When the Lords Proprietors settled the Carolinas in the 17th century, they envisioned plantations producing wine. It was a normal expectation, given the wild grapes that flourish here. However, experiments with both local grapes and imported vines failed, though the tale of pre-Revolutionary winemaking at New Bordeaux on the Savannah River shows how close they came.
May is for mahi and marlin
By Jeff Dennis
The sporting calendar switches at the start of May from turkey hunting into the summer season, which kicks off with hot offshore fishing action. Pelagic fish species are embarking on a spring migration from south to north and anglers can almost set their watches by Mother Nature’s annual timetable. May offers just the right mix of mahi mahi — renowned for their appealing table fare — plus the splash of a big game chase for a mighty marlin.
Mayoral candidates on the issues: Tourism
By Charleston Mercury Staff

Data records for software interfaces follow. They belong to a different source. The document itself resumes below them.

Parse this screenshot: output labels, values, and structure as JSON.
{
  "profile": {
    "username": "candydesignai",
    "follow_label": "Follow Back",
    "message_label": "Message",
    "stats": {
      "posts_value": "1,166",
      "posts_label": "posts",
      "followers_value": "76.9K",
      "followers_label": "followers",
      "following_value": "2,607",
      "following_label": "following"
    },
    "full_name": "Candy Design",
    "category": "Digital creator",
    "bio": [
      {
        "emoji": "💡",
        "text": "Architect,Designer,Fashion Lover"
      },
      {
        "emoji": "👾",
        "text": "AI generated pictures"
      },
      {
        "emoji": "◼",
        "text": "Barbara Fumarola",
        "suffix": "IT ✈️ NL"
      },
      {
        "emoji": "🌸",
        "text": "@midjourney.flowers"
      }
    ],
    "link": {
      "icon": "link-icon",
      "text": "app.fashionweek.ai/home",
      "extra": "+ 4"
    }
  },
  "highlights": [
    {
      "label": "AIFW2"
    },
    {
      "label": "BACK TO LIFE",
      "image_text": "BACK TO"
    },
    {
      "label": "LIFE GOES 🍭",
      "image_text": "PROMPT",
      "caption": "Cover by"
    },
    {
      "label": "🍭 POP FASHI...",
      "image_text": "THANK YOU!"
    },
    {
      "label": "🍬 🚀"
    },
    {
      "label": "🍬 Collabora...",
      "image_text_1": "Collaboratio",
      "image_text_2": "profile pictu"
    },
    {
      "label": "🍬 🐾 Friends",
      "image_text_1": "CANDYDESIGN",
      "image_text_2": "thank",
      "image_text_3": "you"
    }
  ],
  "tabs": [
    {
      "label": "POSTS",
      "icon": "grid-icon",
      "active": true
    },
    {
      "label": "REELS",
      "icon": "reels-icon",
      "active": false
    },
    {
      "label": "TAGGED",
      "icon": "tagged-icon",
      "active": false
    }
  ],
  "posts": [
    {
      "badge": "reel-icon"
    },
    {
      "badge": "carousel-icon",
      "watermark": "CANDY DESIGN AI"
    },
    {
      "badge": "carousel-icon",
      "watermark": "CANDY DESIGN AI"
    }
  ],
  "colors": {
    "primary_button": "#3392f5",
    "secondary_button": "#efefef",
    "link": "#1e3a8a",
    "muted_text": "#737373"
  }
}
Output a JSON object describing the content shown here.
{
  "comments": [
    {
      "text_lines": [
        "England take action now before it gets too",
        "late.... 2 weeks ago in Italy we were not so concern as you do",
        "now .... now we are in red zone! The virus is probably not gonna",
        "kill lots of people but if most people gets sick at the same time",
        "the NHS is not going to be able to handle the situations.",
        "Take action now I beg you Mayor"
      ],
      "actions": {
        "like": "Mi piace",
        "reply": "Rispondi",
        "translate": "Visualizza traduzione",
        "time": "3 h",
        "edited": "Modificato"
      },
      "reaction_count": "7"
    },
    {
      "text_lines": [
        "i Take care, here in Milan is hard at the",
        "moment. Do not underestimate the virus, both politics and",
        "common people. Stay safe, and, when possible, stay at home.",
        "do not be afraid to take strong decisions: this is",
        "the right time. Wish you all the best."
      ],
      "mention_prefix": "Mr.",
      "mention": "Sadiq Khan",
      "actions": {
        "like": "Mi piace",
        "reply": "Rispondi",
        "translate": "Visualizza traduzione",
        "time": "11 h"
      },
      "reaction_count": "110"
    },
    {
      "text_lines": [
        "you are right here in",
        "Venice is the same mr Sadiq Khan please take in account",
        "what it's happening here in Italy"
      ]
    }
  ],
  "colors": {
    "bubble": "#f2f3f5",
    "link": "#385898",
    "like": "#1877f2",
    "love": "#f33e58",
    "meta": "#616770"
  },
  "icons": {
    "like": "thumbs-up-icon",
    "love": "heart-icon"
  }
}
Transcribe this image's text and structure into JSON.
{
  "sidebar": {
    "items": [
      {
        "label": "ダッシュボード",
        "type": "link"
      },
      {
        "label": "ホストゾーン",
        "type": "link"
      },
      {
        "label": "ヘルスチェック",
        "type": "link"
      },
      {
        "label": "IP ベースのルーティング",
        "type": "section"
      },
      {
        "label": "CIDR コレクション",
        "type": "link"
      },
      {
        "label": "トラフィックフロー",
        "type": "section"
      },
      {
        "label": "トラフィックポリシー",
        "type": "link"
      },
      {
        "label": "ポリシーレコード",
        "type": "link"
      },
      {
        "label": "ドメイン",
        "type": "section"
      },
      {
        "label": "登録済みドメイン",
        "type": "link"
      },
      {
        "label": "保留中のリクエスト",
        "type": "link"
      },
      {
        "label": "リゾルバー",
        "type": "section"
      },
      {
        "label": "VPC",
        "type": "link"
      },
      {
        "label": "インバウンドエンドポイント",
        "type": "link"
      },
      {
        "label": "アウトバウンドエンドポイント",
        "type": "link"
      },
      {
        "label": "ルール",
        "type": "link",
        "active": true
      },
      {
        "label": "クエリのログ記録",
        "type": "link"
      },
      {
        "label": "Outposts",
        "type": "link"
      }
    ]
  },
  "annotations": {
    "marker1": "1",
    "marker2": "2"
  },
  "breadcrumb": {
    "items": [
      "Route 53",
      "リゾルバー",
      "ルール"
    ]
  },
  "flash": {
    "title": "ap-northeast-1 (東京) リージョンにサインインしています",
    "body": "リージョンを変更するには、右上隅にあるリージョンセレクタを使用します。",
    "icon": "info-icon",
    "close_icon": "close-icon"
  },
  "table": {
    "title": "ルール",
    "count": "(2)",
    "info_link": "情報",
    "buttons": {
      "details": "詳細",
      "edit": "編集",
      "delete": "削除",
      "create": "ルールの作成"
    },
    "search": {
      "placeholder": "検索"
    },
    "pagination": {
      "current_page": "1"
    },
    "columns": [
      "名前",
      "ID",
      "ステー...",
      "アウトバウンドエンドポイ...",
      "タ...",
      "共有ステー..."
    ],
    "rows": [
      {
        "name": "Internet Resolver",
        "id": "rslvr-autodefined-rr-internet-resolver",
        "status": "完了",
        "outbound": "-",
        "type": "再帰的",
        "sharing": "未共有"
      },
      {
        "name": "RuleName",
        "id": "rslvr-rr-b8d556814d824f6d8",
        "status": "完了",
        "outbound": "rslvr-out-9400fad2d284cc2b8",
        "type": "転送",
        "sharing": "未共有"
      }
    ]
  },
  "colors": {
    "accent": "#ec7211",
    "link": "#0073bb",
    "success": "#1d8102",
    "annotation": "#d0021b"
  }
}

While the “off-season” for tourism in the Holy City continues to shrink, the warm, sunny days of May signal the return of a bumper crop of visitors, via car, plane and, of course, cruise ship. Long before Alfred Hutty sent his famous 1919 telegraph to New York announcing “Come quickly. Have found heaven,” folks have been coming to experience our history, architecture and gracious way of living. As the years have progressed, tourism has gone beyond its humble roots based on preservation and hospitality. It has become a behemoth in the local economy, a double-edged sword that seems to set prosperity against livability. Balancing these issues will be a critical charge for the city’s next chief executive.